_DATA RECORDS_
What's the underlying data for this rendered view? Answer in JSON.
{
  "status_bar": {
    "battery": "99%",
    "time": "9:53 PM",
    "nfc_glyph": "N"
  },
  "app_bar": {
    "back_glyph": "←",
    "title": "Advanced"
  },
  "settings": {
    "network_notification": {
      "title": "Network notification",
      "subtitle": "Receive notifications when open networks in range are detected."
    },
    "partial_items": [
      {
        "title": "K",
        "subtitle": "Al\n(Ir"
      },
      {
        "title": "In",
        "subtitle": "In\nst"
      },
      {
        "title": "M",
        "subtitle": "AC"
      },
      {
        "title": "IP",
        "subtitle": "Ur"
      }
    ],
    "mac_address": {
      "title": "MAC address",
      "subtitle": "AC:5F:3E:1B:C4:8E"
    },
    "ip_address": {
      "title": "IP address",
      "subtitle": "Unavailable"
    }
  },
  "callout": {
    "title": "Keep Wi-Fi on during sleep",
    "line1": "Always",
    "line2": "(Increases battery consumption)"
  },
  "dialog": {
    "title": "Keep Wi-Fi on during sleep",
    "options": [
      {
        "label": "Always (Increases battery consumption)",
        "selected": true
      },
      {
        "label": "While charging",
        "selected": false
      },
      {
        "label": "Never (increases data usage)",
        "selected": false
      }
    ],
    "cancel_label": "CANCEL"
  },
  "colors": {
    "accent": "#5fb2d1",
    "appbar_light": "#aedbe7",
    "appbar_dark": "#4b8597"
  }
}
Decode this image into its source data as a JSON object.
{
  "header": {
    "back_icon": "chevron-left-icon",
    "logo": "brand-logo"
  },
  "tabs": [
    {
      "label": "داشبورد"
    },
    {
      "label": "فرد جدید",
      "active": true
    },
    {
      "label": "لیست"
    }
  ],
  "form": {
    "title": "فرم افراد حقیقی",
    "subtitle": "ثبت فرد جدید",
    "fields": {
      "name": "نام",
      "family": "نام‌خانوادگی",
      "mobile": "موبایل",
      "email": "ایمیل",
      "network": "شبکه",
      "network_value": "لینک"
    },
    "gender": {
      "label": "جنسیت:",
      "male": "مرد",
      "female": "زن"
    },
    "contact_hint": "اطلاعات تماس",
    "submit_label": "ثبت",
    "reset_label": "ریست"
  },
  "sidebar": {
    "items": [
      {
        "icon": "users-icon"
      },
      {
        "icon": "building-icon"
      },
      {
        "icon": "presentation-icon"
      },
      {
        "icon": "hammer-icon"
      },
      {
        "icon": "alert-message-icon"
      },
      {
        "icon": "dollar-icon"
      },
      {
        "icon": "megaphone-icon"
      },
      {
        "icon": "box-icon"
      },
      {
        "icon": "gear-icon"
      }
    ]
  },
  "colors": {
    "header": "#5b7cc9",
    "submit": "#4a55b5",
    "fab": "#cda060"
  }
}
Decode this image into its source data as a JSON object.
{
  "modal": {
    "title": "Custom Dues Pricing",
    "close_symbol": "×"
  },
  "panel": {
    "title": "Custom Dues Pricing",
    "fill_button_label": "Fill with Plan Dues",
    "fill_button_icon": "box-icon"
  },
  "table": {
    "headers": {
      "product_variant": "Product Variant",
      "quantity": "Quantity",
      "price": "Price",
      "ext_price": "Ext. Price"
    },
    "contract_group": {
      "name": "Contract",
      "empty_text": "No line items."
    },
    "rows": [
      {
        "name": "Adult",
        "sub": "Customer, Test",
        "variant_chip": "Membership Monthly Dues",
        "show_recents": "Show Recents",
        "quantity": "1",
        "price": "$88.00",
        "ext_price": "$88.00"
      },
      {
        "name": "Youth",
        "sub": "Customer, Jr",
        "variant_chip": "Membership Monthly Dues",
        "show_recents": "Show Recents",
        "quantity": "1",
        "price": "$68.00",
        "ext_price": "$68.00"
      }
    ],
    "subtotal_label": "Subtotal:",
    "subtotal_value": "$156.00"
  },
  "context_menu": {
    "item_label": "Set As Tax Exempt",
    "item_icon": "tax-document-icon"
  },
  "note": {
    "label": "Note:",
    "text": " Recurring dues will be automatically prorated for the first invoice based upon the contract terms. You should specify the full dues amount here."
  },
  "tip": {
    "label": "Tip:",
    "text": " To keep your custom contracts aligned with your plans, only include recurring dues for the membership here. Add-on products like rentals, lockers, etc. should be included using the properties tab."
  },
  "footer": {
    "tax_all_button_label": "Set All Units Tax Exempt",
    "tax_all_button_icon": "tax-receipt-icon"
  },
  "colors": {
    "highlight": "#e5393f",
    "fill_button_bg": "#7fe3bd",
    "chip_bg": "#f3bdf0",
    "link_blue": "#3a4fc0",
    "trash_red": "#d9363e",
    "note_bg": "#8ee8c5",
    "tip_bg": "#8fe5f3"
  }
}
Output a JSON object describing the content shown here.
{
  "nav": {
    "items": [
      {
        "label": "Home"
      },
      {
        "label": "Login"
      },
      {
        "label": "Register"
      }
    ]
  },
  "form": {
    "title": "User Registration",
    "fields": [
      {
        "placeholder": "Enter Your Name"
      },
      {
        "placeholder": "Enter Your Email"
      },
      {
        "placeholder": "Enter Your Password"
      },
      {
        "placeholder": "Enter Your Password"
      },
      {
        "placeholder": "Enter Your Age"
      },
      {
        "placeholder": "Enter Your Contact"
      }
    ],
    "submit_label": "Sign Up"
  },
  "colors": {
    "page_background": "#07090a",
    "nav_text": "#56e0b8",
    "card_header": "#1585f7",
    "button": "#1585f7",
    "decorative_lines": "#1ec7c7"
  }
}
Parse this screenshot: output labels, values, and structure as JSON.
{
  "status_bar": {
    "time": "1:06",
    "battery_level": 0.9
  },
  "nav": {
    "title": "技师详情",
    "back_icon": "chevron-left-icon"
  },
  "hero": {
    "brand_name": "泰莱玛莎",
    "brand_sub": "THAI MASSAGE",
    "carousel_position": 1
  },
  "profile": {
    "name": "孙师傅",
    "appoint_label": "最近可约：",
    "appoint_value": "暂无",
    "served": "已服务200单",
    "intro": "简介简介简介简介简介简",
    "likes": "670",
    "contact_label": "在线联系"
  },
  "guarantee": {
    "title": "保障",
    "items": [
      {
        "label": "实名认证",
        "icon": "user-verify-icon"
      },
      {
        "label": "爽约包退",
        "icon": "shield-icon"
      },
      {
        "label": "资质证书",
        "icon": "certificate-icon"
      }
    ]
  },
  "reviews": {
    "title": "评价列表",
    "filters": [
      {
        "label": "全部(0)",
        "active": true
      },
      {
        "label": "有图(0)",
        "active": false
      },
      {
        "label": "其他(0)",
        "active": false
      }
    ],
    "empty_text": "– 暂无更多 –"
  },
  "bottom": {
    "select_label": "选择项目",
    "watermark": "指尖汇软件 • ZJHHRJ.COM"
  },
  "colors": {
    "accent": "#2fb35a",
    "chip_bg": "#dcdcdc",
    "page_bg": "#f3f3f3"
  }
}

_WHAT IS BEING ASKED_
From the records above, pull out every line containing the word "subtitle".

_COMPLETED TASK_
      "subtitle": "Receive notifications when open networks in range are detected."
        "subtitle": "Al\n(Ir"
        "subtitle": "In\nst"
        "subtitle": "AC"
        "subtitle": "Ur"
      "subtitle": "AC:5F:3E:1B:C4:8E"
      "subtitle": "Unavailable"
    "subtitle": "ثبت فرد جدید",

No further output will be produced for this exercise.